Later that year a student at the Washington University campus radio heard about my lecture and asked if I would appear on a popular interview show to talk about my experience, arguing that it would increase the openness around depression. I did that too.
During our 15 years of being resident fellows, Corinne has known that she can tell of my experience to students who disclose mental and emotional difficulties they are experiencing to us. And I have been willing to share that experience with them so that they know, despite how bad things feel in the short time, that they will get better, that they are not alone and that they can get help.
Confidentiality precludes us being able to speak to why and how we make appointment decisions to be on staff. We never share who we rank nor the rank order with other staff or students. And in Crothers, we do not automatically reappoint staff; we interview all staff interested in returning. I can only talk in general terms about how we evaluate RA candidates. In general, here is what we look for: Can we trust the candidate with a lot of authority and freedom to do their job? Do we think the candidate will be a good team member, will communicate well and accurately and be inclusive of other team members; will the candidate hold up under the stress of dealing with crises? Is the candidate empathetic? Do they listen well and understand where others are coming from? Staff members cannot be self-centered. We have to believe that a candidate will be a community-builder — among the 22 fellow staff, among the residents on their hall and for Crothers as a whole — all 380 residents.
I want to return to the ethics of The Daily’s decision to publish these pieces. The Daily fails to ask the important question: Did this situation result in “anonymous” receiving a staff appointment based on a list of their preferences? An answer to this question would go a long way to address the question of discrimination. In the strange absence of asking this question, publishing the op ed and the article amplifies a narrative of victimhood that argues that those who suffer from mental illness should in fact keep it to themselves and not avail themselves of all the resources that Stanford’s safety net has to offer. Such an implicit endorsement is based on one-sided allegations and anonymous remarks where members of Residential Education staff who take their professional obligations seriously cannot comment.

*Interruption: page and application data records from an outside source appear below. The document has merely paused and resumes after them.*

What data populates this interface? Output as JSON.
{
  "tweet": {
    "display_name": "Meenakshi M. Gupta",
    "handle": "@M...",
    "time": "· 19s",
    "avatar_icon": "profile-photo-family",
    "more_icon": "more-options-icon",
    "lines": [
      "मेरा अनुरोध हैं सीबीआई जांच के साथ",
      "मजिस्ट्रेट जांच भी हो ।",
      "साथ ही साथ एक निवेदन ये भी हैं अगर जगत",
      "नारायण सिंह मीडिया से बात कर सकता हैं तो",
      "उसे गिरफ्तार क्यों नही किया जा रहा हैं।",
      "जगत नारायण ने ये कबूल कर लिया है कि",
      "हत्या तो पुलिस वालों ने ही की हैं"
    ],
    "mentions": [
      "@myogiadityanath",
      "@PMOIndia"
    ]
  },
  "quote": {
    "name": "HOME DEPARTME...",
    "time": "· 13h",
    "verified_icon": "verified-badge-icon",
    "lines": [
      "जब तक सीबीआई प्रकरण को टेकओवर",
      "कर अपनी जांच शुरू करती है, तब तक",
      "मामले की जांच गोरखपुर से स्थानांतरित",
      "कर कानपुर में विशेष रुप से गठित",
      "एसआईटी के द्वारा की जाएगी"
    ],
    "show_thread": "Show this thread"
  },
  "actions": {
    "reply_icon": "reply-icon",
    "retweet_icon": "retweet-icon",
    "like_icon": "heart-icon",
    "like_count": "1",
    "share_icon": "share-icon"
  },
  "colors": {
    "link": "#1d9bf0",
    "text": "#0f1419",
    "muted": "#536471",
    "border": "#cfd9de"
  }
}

These pieces contain very strong allegations and attack my wife’s and my character and integrity. But the editors know that in cases involving mental health or work performance of individual residential staff, we cannot share any specific details that would cast doubt on the narrative presented or tell a backstory to help readers judge the veracity of the allegations. This is license for character assassination.
This is now an occupational hazard for anyone who works to help students. Any student for any reason can make accusations that then become almost impossible to refute publicly. Corinne and I are lucky in one sense. This is the first time that we’ve suffered this indignity in 15 years of being resident fellows. In Crothers alone we’ve had almost 200 staff members and over a couple thousand residents cumulatively. In Larkin we had nearly 40 staff and about 600 students. For us the relationships that we’ve forged with staff and residents over the fifteen years far outweigh our distress caused by these pieces. We know the good we do and we know its value. We do worry though about those who are starting out in residential life who may have to deal with a similar attack without having the long-term experience to know that mentoring and counseling students is still worth it and immensely rewarding.
Resident Fellow, Crothers